START Supplied data

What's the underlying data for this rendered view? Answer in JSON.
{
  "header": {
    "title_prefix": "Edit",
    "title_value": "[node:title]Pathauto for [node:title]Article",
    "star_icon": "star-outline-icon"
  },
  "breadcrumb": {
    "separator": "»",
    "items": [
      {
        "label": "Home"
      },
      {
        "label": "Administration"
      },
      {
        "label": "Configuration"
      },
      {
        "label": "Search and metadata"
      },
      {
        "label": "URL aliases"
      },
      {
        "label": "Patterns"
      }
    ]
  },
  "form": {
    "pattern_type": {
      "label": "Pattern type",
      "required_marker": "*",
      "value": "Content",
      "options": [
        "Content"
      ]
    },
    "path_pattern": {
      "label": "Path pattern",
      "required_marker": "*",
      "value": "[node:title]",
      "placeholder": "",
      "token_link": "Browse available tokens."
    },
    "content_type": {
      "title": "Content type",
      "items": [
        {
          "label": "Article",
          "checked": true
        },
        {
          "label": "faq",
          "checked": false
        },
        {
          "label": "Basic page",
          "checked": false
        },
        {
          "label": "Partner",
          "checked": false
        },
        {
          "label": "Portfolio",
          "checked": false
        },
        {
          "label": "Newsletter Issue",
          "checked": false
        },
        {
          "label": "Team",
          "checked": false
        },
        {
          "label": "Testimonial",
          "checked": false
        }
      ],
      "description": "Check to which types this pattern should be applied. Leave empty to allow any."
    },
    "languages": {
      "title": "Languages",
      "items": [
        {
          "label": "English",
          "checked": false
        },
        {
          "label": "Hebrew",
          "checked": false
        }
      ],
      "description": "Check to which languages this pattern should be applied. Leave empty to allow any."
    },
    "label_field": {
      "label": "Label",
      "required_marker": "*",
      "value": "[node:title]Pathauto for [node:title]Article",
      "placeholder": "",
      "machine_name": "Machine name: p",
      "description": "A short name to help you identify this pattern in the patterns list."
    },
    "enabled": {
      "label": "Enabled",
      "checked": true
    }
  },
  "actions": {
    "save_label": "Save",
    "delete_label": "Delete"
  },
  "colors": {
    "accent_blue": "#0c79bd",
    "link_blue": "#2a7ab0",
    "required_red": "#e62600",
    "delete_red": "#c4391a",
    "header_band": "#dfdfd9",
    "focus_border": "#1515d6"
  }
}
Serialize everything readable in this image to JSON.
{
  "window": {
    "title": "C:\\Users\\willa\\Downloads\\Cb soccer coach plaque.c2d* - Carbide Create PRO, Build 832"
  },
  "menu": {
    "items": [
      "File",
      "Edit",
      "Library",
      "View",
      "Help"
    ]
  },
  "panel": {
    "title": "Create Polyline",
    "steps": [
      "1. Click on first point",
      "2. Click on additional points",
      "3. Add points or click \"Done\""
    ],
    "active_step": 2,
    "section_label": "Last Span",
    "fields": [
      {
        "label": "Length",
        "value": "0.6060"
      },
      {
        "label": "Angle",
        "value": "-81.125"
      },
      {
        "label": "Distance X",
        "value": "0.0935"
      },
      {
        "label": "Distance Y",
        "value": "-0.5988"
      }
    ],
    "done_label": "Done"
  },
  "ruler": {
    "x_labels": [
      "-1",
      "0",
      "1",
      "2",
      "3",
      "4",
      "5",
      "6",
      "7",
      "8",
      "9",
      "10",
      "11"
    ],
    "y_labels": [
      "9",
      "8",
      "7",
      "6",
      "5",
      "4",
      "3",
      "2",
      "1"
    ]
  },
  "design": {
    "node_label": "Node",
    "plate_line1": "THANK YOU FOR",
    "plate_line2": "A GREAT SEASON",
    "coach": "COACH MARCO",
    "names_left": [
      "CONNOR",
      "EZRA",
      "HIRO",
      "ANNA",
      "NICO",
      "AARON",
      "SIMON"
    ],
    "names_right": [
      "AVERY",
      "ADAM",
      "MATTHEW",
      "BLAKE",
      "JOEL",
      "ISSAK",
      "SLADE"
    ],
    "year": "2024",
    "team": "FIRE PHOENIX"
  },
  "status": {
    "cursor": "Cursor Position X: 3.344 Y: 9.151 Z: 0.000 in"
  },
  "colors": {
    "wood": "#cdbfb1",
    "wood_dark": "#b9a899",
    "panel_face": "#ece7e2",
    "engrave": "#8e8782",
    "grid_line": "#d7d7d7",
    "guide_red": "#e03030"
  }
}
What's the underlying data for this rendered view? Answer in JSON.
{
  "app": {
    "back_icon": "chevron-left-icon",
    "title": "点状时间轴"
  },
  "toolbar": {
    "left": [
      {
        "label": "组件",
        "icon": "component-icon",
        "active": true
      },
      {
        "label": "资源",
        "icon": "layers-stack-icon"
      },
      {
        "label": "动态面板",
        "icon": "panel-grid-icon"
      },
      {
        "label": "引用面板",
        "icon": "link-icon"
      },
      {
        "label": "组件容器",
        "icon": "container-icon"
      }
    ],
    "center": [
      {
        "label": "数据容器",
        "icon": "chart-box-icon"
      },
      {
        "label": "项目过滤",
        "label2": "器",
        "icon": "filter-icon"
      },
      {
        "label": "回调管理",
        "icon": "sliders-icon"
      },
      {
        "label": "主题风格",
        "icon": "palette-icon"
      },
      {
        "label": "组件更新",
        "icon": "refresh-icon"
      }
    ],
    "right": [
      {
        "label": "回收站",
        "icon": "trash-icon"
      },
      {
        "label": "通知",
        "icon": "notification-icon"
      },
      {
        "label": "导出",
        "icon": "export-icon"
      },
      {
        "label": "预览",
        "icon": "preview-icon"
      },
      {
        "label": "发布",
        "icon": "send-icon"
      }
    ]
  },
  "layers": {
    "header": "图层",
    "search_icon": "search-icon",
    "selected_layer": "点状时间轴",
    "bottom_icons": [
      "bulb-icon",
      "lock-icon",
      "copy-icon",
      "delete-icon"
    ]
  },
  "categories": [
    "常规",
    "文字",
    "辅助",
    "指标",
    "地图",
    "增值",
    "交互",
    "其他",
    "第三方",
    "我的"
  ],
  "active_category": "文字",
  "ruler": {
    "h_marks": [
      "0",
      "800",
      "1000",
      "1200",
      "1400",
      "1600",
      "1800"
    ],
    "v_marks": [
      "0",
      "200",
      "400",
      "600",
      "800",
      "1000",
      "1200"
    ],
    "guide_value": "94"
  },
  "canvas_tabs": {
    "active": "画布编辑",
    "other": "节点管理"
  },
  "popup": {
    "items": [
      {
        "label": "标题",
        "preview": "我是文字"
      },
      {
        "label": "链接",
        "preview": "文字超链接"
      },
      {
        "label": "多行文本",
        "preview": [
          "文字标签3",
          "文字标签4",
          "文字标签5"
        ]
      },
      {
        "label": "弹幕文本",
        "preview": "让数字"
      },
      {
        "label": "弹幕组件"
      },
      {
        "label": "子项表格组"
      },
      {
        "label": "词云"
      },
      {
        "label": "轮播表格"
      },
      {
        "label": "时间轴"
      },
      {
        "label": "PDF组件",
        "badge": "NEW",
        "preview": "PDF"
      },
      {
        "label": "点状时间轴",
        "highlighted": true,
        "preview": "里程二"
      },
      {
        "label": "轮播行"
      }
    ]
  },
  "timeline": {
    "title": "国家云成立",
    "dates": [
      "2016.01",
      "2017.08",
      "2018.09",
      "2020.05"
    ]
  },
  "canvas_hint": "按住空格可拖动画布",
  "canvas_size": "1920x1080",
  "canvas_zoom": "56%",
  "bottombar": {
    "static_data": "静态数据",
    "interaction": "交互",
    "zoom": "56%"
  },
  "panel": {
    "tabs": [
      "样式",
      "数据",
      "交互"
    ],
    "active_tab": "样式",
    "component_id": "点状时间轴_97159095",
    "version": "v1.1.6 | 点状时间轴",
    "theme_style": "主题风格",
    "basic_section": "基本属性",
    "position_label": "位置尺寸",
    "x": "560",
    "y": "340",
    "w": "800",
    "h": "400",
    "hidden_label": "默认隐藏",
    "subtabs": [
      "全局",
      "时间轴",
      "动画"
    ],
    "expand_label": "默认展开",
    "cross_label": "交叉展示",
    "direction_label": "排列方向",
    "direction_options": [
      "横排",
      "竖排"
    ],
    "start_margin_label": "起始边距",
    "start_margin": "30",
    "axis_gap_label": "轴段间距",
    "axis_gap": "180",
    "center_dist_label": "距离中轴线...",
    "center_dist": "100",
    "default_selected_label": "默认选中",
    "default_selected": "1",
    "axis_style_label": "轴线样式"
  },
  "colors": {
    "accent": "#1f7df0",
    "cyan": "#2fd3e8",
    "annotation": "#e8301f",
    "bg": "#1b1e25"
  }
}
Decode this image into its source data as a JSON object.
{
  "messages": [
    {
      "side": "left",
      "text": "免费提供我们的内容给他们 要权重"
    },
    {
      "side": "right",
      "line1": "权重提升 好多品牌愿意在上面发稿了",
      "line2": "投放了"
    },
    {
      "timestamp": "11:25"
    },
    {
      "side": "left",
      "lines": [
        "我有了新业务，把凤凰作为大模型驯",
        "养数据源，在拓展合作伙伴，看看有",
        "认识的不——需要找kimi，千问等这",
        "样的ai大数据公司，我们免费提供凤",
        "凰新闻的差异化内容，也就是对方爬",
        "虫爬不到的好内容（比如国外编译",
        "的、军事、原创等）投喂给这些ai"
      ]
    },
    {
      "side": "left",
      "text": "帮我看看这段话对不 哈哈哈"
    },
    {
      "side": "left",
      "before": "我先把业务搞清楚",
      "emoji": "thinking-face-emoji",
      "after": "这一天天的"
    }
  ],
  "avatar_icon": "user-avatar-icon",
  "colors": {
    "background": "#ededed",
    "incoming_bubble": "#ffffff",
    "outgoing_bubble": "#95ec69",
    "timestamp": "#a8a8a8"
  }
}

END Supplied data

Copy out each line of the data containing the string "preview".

        "icon": "preview-icon"
        "preview": "我是文字"
        "preview": "文字超链接"
        "preview": [
        "preview": "让数字"
        "preview": "PDF"
        "preview": "里程二"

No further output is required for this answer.